### Action item
Scan the records for the word "Nombre". Return each line where it is found.

***** Source information *****

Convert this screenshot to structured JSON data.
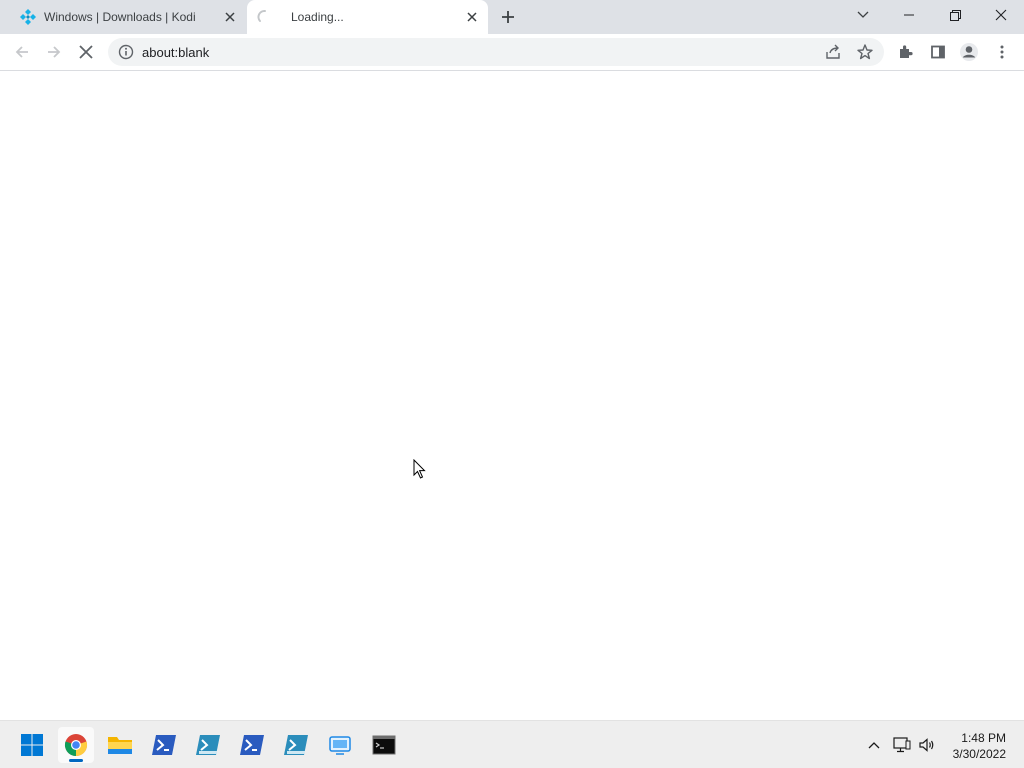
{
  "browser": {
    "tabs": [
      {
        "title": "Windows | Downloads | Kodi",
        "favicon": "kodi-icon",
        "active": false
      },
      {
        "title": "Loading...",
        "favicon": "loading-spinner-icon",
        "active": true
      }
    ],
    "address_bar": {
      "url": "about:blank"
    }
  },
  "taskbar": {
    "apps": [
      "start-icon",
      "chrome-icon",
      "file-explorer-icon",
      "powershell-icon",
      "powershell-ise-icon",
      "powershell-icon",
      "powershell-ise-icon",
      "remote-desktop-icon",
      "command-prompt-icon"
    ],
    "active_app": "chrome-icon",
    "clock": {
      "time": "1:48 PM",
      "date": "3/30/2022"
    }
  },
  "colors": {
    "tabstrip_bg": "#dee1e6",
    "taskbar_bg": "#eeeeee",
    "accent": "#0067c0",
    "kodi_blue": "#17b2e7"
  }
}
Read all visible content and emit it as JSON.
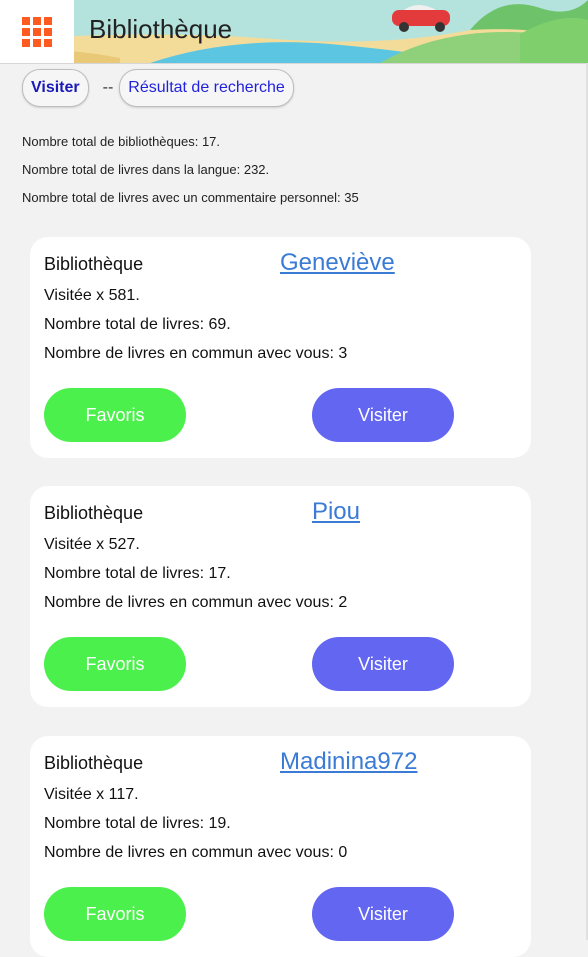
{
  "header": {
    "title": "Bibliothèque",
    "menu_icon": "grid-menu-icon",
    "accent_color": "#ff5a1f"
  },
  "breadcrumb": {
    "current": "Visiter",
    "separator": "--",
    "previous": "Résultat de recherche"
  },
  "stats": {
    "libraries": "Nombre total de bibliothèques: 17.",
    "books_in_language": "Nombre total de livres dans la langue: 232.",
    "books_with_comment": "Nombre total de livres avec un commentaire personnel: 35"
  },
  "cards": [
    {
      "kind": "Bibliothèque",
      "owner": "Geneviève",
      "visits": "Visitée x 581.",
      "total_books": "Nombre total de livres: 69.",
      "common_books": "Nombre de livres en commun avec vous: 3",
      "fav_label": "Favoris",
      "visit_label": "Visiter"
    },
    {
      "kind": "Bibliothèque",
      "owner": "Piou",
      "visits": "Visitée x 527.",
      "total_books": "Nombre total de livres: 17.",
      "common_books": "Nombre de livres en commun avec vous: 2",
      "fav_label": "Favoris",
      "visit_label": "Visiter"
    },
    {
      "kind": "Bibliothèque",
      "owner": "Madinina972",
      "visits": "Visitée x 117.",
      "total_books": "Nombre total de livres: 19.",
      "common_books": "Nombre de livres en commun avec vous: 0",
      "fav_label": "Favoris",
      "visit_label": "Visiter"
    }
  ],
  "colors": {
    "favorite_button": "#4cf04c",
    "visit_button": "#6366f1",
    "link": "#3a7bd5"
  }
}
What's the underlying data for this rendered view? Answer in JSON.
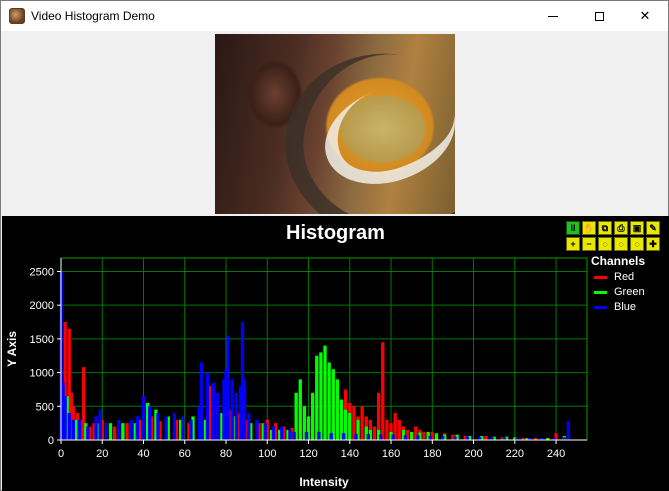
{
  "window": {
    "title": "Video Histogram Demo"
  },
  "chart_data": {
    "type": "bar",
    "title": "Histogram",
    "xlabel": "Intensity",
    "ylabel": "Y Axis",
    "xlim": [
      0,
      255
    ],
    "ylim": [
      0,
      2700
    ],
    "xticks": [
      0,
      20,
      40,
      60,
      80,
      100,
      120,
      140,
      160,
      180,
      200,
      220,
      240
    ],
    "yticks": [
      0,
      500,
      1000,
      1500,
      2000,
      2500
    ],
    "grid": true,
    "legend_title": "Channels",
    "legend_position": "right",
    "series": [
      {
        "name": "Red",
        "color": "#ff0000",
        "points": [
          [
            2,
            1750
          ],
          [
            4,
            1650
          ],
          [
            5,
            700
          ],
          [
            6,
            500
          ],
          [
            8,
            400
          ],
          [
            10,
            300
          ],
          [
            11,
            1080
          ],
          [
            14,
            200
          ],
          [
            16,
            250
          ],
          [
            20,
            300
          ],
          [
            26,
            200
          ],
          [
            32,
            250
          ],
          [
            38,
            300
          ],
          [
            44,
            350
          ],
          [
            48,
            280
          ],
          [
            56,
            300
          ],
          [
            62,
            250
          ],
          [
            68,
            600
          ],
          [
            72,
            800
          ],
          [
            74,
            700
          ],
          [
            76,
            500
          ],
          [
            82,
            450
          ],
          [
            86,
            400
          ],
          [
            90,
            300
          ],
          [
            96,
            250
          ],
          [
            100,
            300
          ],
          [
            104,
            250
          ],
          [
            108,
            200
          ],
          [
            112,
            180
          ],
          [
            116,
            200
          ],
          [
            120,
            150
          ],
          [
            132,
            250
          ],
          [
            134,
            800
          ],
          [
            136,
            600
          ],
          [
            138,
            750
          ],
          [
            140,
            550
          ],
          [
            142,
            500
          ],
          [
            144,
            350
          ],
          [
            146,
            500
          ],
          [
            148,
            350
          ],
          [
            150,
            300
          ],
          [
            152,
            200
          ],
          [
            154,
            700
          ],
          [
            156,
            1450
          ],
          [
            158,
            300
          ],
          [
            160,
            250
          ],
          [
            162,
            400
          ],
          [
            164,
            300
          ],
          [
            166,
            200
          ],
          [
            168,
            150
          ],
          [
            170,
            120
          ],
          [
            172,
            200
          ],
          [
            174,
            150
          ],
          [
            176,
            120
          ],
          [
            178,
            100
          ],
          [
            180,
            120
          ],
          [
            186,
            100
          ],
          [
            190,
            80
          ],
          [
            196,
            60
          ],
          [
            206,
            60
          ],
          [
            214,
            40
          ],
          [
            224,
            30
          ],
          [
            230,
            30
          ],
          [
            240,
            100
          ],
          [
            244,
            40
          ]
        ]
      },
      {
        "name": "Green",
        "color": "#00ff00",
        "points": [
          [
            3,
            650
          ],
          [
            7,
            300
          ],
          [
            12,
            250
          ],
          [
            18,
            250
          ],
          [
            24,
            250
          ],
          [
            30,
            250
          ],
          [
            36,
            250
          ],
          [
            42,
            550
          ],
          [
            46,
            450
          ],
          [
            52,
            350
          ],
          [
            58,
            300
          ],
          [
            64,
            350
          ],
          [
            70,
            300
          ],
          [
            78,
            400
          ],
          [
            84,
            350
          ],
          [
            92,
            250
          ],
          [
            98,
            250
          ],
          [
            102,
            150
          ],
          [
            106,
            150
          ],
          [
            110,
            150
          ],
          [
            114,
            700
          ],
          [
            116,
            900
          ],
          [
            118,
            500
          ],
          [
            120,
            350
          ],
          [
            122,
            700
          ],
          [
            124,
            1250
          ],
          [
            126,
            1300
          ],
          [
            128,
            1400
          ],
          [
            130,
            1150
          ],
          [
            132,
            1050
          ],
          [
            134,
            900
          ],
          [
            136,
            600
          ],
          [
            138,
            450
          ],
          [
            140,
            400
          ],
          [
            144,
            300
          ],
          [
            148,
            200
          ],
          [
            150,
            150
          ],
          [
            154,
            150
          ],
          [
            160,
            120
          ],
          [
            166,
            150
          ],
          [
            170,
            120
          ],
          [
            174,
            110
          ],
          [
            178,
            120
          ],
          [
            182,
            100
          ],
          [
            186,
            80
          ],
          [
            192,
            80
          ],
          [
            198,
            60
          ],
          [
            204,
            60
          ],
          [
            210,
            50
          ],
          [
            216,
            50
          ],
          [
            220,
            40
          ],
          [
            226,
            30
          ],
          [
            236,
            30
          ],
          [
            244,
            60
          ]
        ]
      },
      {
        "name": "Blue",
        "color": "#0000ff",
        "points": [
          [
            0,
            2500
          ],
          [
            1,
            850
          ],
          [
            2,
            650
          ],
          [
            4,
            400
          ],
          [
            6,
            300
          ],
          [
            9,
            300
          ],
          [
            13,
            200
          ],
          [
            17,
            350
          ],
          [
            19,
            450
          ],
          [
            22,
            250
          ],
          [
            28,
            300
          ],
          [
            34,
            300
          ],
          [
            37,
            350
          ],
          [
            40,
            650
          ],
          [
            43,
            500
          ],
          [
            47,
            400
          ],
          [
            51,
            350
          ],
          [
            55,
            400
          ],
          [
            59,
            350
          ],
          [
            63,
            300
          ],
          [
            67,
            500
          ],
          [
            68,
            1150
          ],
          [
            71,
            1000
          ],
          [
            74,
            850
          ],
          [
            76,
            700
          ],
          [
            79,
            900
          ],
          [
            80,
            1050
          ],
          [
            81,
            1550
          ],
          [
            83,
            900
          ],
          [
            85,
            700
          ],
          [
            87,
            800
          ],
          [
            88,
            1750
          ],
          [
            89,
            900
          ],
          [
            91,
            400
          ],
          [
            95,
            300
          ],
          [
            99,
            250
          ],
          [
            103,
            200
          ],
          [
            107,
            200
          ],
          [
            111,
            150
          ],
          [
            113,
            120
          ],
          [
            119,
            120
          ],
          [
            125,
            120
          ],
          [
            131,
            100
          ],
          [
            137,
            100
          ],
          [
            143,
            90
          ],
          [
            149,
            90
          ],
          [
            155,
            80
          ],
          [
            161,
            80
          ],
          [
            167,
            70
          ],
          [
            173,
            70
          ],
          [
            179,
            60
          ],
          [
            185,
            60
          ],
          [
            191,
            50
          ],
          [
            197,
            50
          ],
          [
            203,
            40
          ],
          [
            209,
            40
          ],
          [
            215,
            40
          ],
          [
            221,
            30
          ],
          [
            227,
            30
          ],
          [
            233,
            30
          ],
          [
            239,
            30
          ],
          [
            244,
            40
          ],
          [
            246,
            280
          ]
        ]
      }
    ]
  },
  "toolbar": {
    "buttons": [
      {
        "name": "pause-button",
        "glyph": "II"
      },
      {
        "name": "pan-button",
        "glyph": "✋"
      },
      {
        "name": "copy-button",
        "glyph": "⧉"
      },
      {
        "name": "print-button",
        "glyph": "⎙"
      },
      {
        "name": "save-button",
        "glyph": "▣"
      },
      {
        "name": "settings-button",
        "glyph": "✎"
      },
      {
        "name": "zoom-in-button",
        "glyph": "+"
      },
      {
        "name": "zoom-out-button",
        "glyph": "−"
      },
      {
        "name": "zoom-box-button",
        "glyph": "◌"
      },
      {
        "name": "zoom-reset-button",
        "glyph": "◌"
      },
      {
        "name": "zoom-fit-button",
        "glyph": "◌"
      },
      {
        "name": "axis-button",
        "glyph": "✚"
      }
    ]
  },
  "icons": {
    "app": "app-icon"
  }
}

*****

### Completed exercise
    "libraries": "Nombre total de bibliothèques: 17.",
    "books_in_language": "Nombre total de livres dans la langue: 232.",
    "books_with_comment": "Nombre total de livres avec un commentaire personnel: 35"
      "total_books": "Nombre total de livres: 69.",
      "common_books": "Nombre de livres en commun avec vous: 3",
      "total_books": "Nombre total de livres: 17.",
      "common_books": "Nombre de livres en commun avec vous: 2",
      "total_books": "Nombre total de livres: 19.",
      "common_books": "Nombre de livres en commun avec vous: 0",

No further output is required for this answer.